### WHAT THE TASK ASKS
To complete the exercise, write out all the data exactly.

★ ★ ★ ★ ★ ★ ★

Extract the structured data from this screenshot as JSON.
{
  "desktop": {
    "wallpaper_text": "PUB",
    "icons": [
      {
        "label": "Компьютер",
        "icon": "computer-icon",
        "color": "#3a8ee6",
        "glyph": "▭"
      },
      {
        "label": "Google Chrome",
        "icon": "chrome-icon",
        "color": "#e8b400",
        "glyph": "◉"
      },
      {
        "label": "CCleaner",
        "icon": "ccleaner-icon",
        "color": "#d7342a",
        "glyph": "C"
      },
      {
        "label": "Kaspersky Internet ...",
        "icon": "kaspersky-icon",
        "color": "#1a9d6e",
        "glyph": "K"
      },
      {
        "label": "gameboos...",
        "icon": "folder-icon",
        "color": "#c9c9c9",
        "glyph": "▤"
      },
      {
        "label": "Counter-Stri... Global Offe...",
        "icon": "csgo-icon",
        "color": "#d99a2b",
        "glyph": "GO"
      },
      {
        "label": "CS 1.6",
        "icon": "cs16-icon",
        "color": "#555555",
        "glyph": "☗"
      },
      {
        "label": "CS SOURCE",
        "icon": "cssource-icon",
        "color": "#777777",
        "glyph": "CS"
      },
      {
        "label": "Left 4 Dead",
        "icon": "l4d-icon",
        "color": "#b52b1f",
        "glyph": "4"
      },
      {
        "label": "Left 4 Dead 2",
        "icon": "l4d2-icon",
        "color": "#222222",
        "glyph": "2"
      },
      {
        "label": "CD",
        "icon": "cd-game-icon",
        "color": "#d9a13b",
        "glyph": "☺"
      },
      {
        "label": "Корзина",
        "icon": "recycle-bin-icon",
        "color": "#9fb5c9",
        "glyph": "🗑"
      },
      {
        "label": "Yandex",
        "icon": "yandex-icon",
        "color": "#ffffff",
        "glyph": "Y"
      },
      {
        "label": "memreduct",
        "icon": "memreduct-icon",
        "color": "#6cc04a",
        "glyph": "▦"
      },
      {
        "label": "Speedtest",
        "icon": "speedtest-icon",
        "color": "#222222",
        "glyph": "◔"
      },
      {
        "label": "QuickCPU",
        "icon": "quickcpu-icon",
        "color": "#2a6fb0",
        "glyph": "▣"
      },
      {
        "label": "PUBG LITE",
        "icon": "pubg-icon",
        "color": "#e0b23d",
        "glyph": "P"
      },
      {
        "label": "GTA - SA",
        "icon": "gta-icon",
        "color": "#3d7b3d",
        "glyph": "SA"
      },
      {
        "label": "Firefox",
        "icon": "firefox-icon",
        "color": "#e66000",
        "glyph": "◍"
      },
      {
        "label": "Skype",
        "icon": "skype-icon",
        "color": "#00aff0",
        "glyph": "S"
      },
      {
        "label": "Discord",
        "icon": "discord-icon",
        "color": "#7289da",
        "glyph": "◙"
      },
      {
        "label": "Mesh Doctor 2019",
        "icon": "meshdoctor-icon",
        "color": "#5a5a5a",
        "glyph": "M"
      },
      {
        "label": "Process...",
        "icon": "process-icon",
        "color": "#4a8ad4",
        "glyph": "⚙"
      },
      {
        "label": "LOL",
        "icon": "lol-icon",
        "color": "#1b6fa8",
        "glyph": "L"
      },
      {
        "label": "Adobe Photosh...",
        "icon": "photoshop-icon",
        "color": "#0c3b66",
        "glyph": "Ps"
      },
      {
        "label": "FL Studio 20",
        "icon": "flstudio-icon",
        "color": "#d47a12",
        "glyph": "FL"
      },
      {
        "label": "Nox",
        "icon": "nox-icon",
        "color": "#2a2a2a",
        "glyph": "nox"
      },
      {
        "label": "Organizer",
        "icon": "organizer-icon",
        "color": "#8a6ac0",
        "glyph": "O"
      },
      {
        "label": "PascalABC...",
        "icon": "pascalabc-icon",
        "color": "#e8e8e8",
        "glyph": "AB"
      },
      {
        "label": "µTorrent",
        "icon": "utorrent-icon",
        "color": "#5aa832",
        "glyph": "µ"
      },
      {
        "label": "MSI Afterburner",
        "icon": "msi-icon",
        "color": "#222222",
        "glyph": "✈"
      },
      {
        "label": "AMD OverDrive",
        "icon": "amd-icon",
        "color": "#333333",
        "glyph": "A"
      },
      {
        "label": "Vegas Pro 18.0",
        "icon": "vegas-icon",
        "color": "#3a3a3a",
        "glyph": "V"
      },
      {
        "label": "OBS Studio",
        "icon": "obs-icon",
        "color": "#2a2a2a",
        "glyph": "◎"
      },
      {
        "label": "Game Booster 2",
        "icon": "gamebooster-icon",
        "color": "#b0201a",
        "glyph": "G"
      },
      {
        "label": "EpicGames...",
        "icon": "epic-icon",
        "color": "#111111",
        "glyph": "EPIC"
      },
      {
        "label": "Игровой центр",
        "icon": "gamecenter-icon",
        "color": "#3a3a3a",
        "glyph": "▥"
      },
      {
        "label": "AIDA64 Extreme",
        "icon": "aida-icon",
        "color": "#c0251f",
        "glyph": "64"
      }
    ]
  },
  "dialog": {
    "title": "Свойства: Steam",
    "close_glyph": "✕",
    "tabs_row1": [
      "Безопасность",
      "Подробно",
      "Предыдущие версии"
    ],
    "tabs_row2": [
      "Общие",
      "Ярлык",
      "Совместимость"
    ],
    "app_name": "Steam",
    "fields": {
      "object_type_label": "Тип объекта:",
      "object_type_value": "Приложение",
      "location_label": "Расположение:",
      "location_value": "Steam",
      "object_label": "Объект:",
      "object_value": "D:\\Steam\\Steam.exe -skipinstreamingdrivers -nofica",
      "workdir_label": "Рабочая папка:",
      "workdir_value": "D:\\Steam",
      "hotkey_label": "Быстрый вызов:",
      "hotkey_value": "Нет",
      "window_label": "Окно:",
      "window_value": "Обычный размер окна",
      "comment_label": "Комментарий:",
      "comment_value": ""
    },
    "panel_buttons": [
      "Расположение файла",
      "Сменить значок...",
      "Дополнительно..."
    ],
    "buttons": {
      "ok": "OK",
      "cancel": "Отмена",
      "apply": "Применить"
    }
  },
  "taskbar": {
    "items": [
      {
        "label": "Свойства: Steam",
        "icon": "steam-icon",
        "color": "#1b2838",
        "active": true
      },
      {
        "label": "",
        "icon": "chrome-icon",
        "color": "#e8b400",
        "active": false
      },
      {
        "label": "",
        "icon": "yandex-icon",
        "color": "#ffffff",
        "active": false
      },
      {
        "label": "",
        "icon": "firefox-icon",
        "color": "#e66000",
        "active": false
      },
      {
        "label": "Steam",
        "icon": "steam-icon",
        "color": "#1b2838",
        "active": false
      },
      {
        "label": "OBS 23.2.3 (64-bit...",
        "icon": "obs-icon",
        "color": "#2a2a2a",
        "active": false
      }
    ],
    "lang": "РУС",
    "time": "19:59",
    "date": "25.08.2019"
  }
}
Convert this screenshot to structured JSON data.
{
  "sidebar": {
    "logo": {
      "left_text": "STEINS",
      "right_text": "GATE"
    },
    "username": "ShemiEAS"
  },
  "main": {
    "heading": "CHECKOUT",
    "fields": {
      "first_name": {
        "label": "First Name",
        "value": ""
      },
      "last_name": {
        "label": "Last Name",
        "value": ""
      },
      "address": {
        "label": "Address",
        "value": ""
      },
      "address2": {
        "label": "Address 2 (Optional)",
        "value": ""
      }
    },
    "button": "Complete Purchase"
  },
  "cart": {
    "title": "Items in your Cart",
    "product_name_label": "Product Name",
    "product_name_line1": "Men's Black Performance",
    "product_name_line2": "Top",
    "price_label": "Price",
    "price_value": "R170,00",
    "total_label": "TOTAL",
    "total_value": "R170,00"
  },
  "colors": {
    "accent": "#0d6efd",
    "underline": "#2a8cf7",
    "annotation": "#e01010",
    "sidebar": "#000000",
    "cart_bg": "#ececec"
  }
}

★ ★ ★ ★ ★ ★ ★

### ANSWER TO THE PROBLEM
Extract the structured data from this screenshot as JSON.
{
  "desktop": {
    "wallpaper_text": "PUB",
    "icons": [
      {
        "label": "Компьютер",
        "icon": "computer-icon",
        "color": "#3a8ee6",
        "glyph": "▭"
      },
      {
        "label": "Google Chrome",
        "icon": "chrome-icon",
        "color": "#e8b400",
        "glyph": "◉"
      },
      {
        "label": "CCleaner",
        "icon": "ccleaner-icon",
        "color": "#d7342a",
        "glyph": "C"
      },
      {
        "label": "Kaspersky Internet ...",
        "icon": "kaspersky-icon",
        "color": "#1a9d6e",
        "glyph": "K"
      },
      {
        "label": "gameboos...",
        "icon": "folder-icon",
        "color": "#c9c9c9",
        "glyph": "▤"
      },
      {
        "label": "Counter-Stri... Global Offe...",
        "icon": "csgo-icon",
        "color": "#d99a2b",
        "glyph": "GO"
      },
      {
        "label": "CS 1.6",
        "icon": "cs16-icon",
        "color": "#555555",
        "glyph": "☗"
      },
      {
        "label": "CS SOURCE",
        "icon": "cssource-icon",
        "color": "#777777",
        "glyph": "CS"
      },
      {
        "label": "Left 4 Dead",
        "icon": "l4d-icon",
        "color": "#b52b1f",
        "glyph": "4"
      },
      {
        "label": "Left 4 Dead 2",
        "icon": "l4d2-icon",
        "color": "#222222",
        "glyph": "2"
      },
      {
        "label": "CD",
        "icon": "cd-game-icon",
        "color": "#d9a13b",
        "glyph": "☺"
      },
      {
        "label": "Корзина",
        "icon": "recycle-bin-icon",
        "color": "#9fb5c9",
        "glyph": "🗑"
      },
      {
        "label": "Yandex",
        "icon": "yandex-icon",
        "color": "#ffffff",
        "glyph": "Y"
      },
      {
        "label": "memreduct",
        "icon": "memreduct-icon",
        "color": "#6cc04a",
        "glyph": "▦"
      },
      {
        "label": "Speedtest",
        "icon": "speedtest-icon",
        "color": "#222222",
        "glyph": "◔"
      },
      {
        "label": "QuickCPU",
        "icon": "quickcpu-icon",
        "color": "#2a6fb0",
        "glyph": "▣"
      },
      {
        "label": "PUBG LITE",
        "icon": "pubg-icon",
        "color": "#e0b23d",
        "glyph": "P"
      },
      {
        "label": "GTA - SA",
        "icon": "gta-icon",
        "color": "#3d7b3d",
        "glyph": "SA"
      },
      {
        "label": "Firefox",
        "icon": "firefox-icon",
        "color": "#e66000",
        "glyph": "◍"
      },
      {
        "label": "Skype",
        "icon": "skype-icon",
        "color": "#00aff0",
        "glyph": "S"
      },
      {
        "label": "Discord",
        "icon": "discord-icon",
        "color": "#7289da",
        "glyph": "◙"
      },
      {
        "label": "Mesh Doctor 2019",
        "icon": "meshdoctor-icon",
        "color": "#5a5a5a",
        "glyph": "M"
      },
      {
        "label": "Process...",
        "icon": "process-icon",
        "color": "#4a8ad4",
        "glyph": "⚙"
      },
      {
        "label": "LOL",
        "icon": "lol-icon",
        "color": "#1b6fa8",
        "glyph": "L"
      },
      {
        "label": "Adobe Photosh...",
        "icon": "photoshop-icon",
        "color": "#0c3b66",
        "glyph": "Ps"
      },
      {
        "label": "FL Studio 20",
        "icon": "flstudio-icon",
        "color": "#d47a12",
        "glyph": "FL"
      },
      {
        "label": "Nox",
        "icon": "nox-icon",
        "color": "#2a2a2a",
        "glyph": "nox"
      },
      {
        "label": "Organizer",
        "icon": "organizer-icon",
        "color": "#8a6ac0",
        "glyph": "O"
      },
      {
        "label": "PascalABC...",
        "icon": "pascalabc-icon",
        "color": "#e8e8e8",
        "glyph": "AB"
      },
      {
        "label": "µTorrent",
        "icon": "utorrent-icon",
        "color": "#5aa832",
        "glyph": "µ"
      },
      {
        "label": "MSI Afterburner",
        "icon": "msi-icon",
        "color": "#222222",
        "glyph": "✈"
      },
      {
        "label": "AMD OverDrive",
        "icon": "amd-icon",
        "color": "#333333",
        "glyph": "A"
      },
      {
        "label": "Vegas Pro 18.0",
        "icon": "vegas-icon",
        "color": "#3a3a3a",
        "glyph": "V"
      },
      {
        "label": "OBS Studio",
        "icon": "obs-icon",
        "color": "#2a2a2a",
        "glyph": "◎"
      },
      {
        "label": "Game Booster 2",
        "icon": "gamebooster-icon",
        "color": "#b0201a",
        "glyph": "G"
      },
      {
        "label": "EpicGames...",
        "icon": "epic-icon",
        "color": "#111111",
        "glyph": "EPIC"
      },
      {
        "label": "Игровой центр",
        "icon": "gamecenter-icon",
        "color": "#3a3a3a",
        "glyph": "▥"
      },
      {
        "label": "AIDA64 Extreme",
        "icon": "aida-icon",
        "color": "#c0251f",
        "glyph": "64"
      }
    ]
  },
  "dialog": {
    "title": "Свойства: Steam",
    "close_glyph": "✕",
    "tabs_row1": [
      "Безопасность",
      "Подробно",
      "Предыдущие версии"
    ],
    "tabs_row2": [
      "Общие",
      "Ярлык",
      "Совместимость"
    ],
    "app_name": "Steam",
    "fields": {
      "object_type_label": "Тип объекта:",
      "object_type_value": "Приложение",
      "location_label": "Расположение:",
      "location_value": "Steam",
      "object_label": "Объект:",
      "object_value": "D:\\Steam\\Steam.exe -skipinstreamingdrivers -nofica",
      "workdir_label": "Рабочая папка:",
      "workdir_value": "D:\\Steam",
      "hotkey_label": "Быстрый вызов:",
      "hotkey_value": "Нет",
      "window_label": "Окно:",
      "window_value": "Обычный размер окна",
      "comment_label": "Комментарий:",
      "comment_value": ""
    },
    "panel_buttons": [
      "Расположение файла",
      "Сменить значок...",
      "Дополнительно..."
    ],
    "buttons": {
      "ok": "OK",
      "cancel": "Отмена",
      "apply": "Применить"
    }
  },
  "taskbar": {
    "items": [
      {
        "label": "Свойства: Steam",
        "icon": "steam-icon",
        "color": "#1b2838",
        "active": true
      },
      {
        "label": "",
        "icon": "chrome-icon",
        "color": "#e8b400",
        "active": false
      },
      {
        "label": "",
        "icon": "yandex-icon",
        "color": "#ffffff",
        "active": false
      },
      {
        "label": "",
        "icon": "firefox-icon",
        "color": "#e66000",
        "active": false
      },
      {
        "label": "Steam",
        "icon": "steam-icon",
        "color": "#1b2838",
        "active": false
      },
      {
        "label": "OBS 23.2.3 (64-bit...",
        "icon": "obs-icon",
        "color": "#2a2a2a",
        "active": false
      }
    ],
    "lang": "РУС",
    "time": "19:59",
    "date": "25.08.2019"
  }
}
Convert this screenshot to structured JSON data.
{
  "sidebar": {
    "logo": {
      "left_text": "STEINS",
      "right_text": "GATE"
    },
    "username": "ShemiEAS"
  },
  "main": {
    "heading": "CHECKOUT",
    "fields": {
      "first_name": {
        "label": "First Name",
        "value": ""
      },
      "last_name": {
        "label": "Last Name",
        "value": ""
      },
      "address": {
        "label": "Address",
        "value": ""
      },
      "address2": {
        "label": "Address 2 (Optional)",
        "value": ""
      }
    },
    "button": "Complete Purchase"
  },
  "cart": {
    "title": "Items in your Cart",
    "product_name_label": "Product Name",
    "product_name_line1": "Men's Black Performance",
    "product_name_line2": "Top",
    "price_label": "Price",
    "price_value": "R170,00",
    "total_label": "TOTAL",
    "total_value": "R170,00"
  },
  "colors": {
    "accent": "#0d6efd",
    "underline": "#2a8cf7",
    "annotation": "#e01010",
    "sidebar": "#000000",
    "cart_bg": "#ececec"
  }
}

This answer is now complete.